I remember well the times that I would be counting the meager earnings while looking over the bills to be paid at the GoNOMAD Cafe. I used to think, jeez, what will I do when I have to close this place? Where would I go if I didn’t have a cafe and a busy website office to come to every day?
In May I got the answer, when I closed up the office and began the life of a work-at-home editor. Now it’s time to figure out a better way. I can’t spend any more time working at home alone, it’s just not what I want. No matter how much I’m saving, I’ve got to get out into the world and work with other people.
So with this in mind, I’ve begun trying to hatch a plan with my friend Jeff, who also works at home and shares the same frustration, and interest in working with like-minded people. I want to open up a work space that would be shared by 10 or 20 people, a place where innovation, cooperation and ideas could spread. Everyone would just have a desk, (some could have offices, too) and they would have access to amenities like Wi-Fi, heat, lights and maybe a coffee bar. It’s the hottest thing in places like Cambridge, where the Cambridge Innovation Center is busting out with start-ups and creative types. They’re also doing this in Northampton and in Shelburne Falls.
So today I stopped into the Franklin County chamber and spoke to the most connected person in Greenfield–Becky George. As the Chamber’s activities director, she is involved with just about everything happening in Greenfield, and I told her about my idea. The first thing, she said, after she told me about many intriguing possibilities for places that might be great shared work spaces, is to get the people on board. We need to compile a list of work-at-home people who would like to work with others. Who is willing to commit and take the plunge?
Then we began to contemplate all of the empty large spaces in town–from the First National Bank on Bank Row, to the former Carr Hardware, to the former restaurant space at Lunt Silversmiths, to the CDC’s building that’s now a business incubator. This kind of arrangement would take an unleased building and fill it with life. It’s exactly the kind of business every town wants–clean, simple, and it has the possibility to create larger companies with more employees.

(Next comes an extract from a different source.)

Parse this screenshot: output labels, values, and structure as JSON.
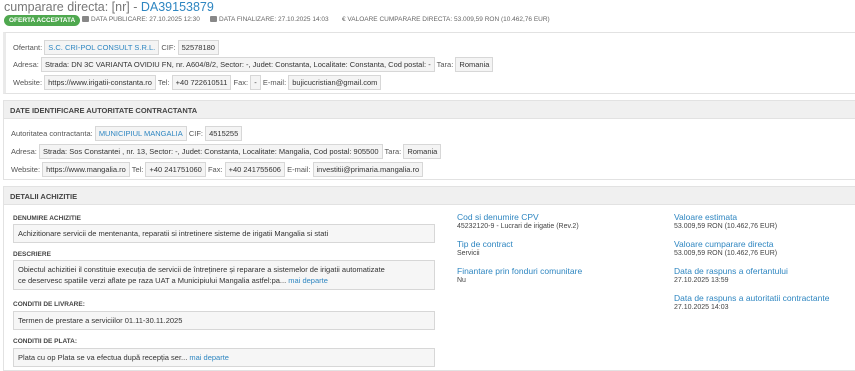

Now I’m putting out a call. If you or someone you know works at home and would like a place to work where there are creative people to talk to, and a nice space that’s bigger than your home office, but still doesn’t cost as much as a private office, email me, and I’ll add you to our list. Help me make this great idea a reality in Greenfield!
Latest posts by Max Hartshorne (see all)
- Memories of the Coldest Place I’ve Ever Been: Winnipeg - January 13, 2017
- The Fastest Way from Chicago to Pittsburgh, Hyperloop - January 12, 2017
- Valley Voices: A Nice January Surprise - January 10, 2017